106 PRAAD ADM 68/5/1, Zouaragu Station Official Diary, entries for 22 Nov. and 30 Nov. 1917. Where not specified, the details on the facts came from the depositions and reports contained in PRAAD ADM 56/1/336, North Mamprusi Native Affairs and PRAAD ADM 56/1/230, Zouaragu District Native Affairs.

107 PRAAD-T NRG 8/2/39, Native Administration Mamprusi, AgDC to AgCC, 25 Aug. 1933.

108 H. Kuklick, The Imperial Bureaucrat: The Colonial Administrative Service in the Gold Coast, 19201939 (Stanford, 1979), 114–15.

109 Although only in the 1930s there was a significant change in terms of enrollments. R. G. Thomas, ‘Education in northern Ghana, 1906–1940: a study in colonial paradox’, The International Journal of African Historical Studies, 7:3 (1974), 427.

110 Thomas, ‘Education in northern Ghana’; R. B. Bening, A History of Education in Northern Ghana, 19071976 (Accra, 1990), 5.

111 S. Hawkins, Writing and Colonialism in Northern Ghana (Toronto, 2002).

112 C. A. Azaare, The White Fathers And Brothers Missionaries Activities (unpublished manuscript).

113 A.G.M.Afr., Journal de la mission, Navrongo, 17 Jan. 1910.

114 A.G.M.Afr., Journal de la mission, Navrongo, 1 Oct. 1915.

115 NAG ADM 56/1/241, Census Taking, 1921, DC Northern Mamprusi to Census Office, 5 Aug. 1921.

116 Cardinall, A. W., The Natives of the Northern Territories of the Gold Coast. Their Customs, Religion and Folklore (London, 1920)Google Scholar; NAG ADM 56/1/113, Land Tenure Northern Province, ‘A digest of the religion and system of land tenure of the Kasena tribe’.

117 Allman and Parker, Tongnaab, 108.

118 A.G.M.Afr., Journal de la mission, Bolgatanga, 7 June 1925.

119 Rattray, R. S., The Tribes of the Ashanti Hinterland (Oxford, 1932), 232–6Google Scholar. Anaho Bari, of Talensi descent, followed a similar trajectory: he attended government school in Tamale in the 1920s; soon after he began working as a court translator, a position that enabled him to collaborate with Meyer Fortes in the 1930s. See Parker, ‘Dynamics of fieldwork’, 627–8.

120 Grischow, J. D., Shaping Tradition: Civil Society, Community and Development in Colonial Northern Ghana, 1899–1957 (Leiden, 2006), 87CrossRefGoogle Scholar.

121 Wiemers, A., Village Work: Development and Rural Statecraft in Twentieth-Century Ghana (Athens, OH, 2021), 31–2Google Scholar.

122 Osborn, ‘“Circle of iron”’. Notwithstanding, Glasman and Austen provide some methodological insights on colonial records on intermediaries.

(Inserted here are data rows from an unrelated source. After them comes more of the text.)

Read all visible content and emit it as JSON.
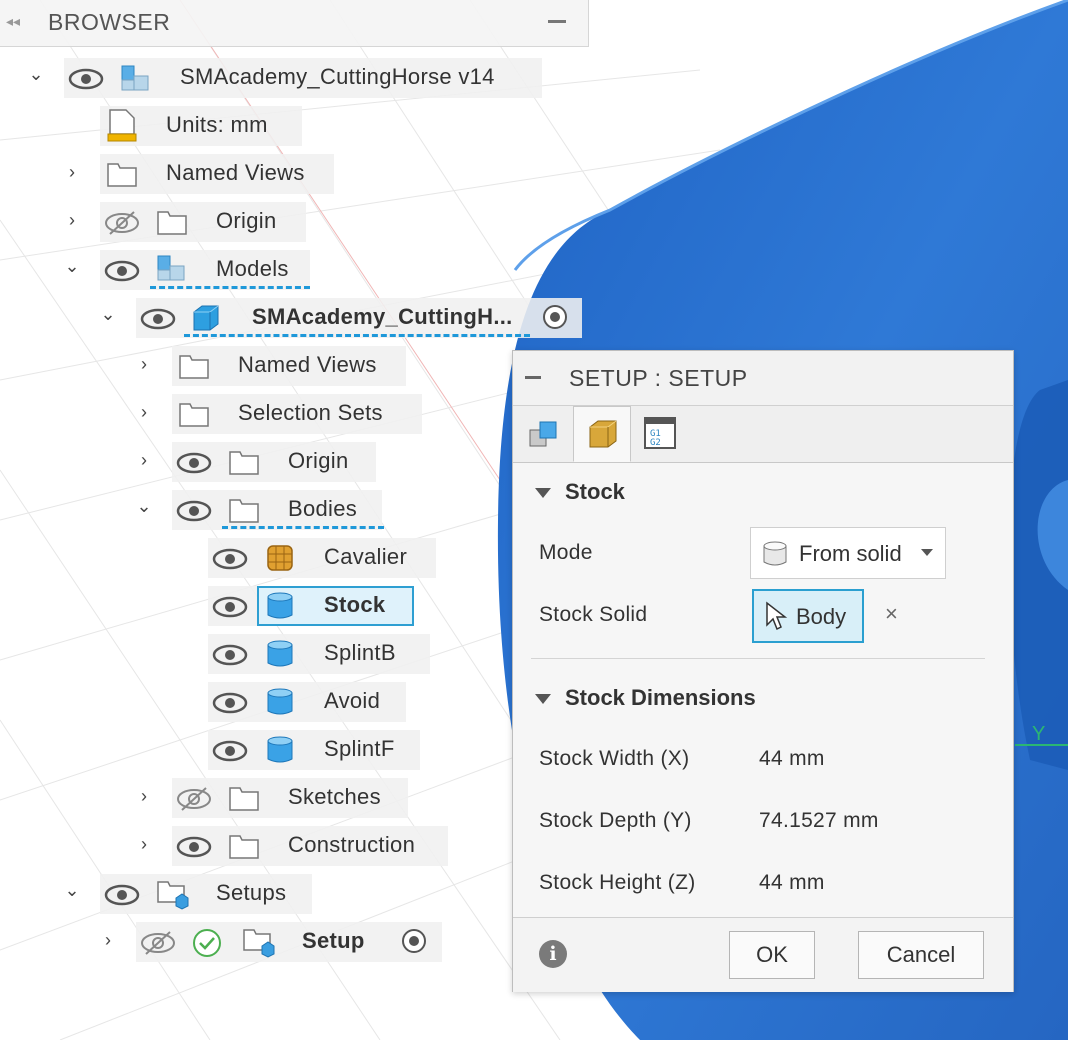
{
  "browser": {
    "title": "BROWSER",
    "items": [
      {
        "label": "SMAcademy_CuttingHorse v14"
      },
      {
        "label": "Units: mm"
      },
      {
        "label": "Named Views"
      },
      {
        "label": "Origin"
      },
      {
        "label": "Models"
      },
      {
        "label": "SMAcademy_CuttingH..."
      },
      {
        "label": "Named Views"
      },
      {
        "label": "Selection Sets"
      },
      {
        "label": "Origin"
      },
      {
        "label": "Bodies"
      },
      {
        "label": "Cavalier"
      },
      {
        "label": "Stock"
      },
      {
        "label": "SplintB"
      },
      {
        "label": "Avoid"
      },
      {
        "label": "SplintF"
      },
      {
        "label": "Sketches"
      },
      {
        "label": "Construction"
      },
      {
        "label": "Setups"
      },
      {
        "label": "Setup"
      }
    ]
  },
  "dialog": {
    "title": "SETUP : SETUP",
    "stock_section": "Stock",
    "mode_label": "Mode",
    "mode_value": "From solid",
    "stock_solid_label": "Stock Solid",
    "stock_solid_value": "Body",
    "clear_symbol": "×",
    "dimensions_section": "Stock Dimensions",
    "width_label": "Stock Width (X)",
    "width_value": "44 mm",
    "depth_label": "Stock Depth (Y)",
    "depth_value": "74.1527 mm",
    "height_label": "Stock Height (Z)",
    "height_value": "44 mm",
    "ok_label": "OK",
    "cancel_label": "Cancel",
    "info_symbol": "i"
  },
  "viewport": {
    "axis_label": "Y",
    "model_color": "#2a6fc9"
  }
}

See Glasman, ‘Penser les intermédiaires coloniaux’; Austen, ‘Colonialism from the middle’.

123 Spear, T., ‘Neo-traditionalism and the limits of invention in British colonial Africa’, The Journal of African History, 44:1 (2003), 14CrossRefGoogle Scholar.